Component data from apps and pages
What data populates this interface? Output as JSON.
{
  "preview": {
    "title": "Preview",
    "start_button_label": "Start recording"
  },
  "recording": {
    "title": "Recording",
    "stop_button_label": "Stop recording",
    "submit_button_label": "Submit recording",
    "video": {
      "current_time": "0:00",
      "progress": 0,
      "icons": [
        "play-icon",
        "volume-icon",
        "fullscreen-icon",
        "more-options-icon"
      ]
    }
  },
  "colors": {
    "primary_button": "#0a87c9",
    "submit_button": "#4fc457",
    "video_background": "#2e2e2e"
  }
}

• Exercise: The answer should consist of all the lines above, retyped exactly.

• Solution to this exercise:
What data populates this interface? Output as JSON.
{
  "preview": {
    "title": "Preview",
    "start_button_label": "Start recording"
  },
  "recording": {
    "title": "Recording",
    "stop_button_label": "Stop recording",
    "submit_button_label": "Submit recording",
    "video": {
      "current_time": "0:00",
      "progress": 0,
      "icons": [
        "play-icon",
        "volume-icon",
        "fullscreen-icon",
        "more-options-icon"
      ]
    }
  },
  "colors": {
    "primary_button": "#0a87c9",
    "submit_button": "#4fc457",
    "video_background": "#2e2e2e"
  }
}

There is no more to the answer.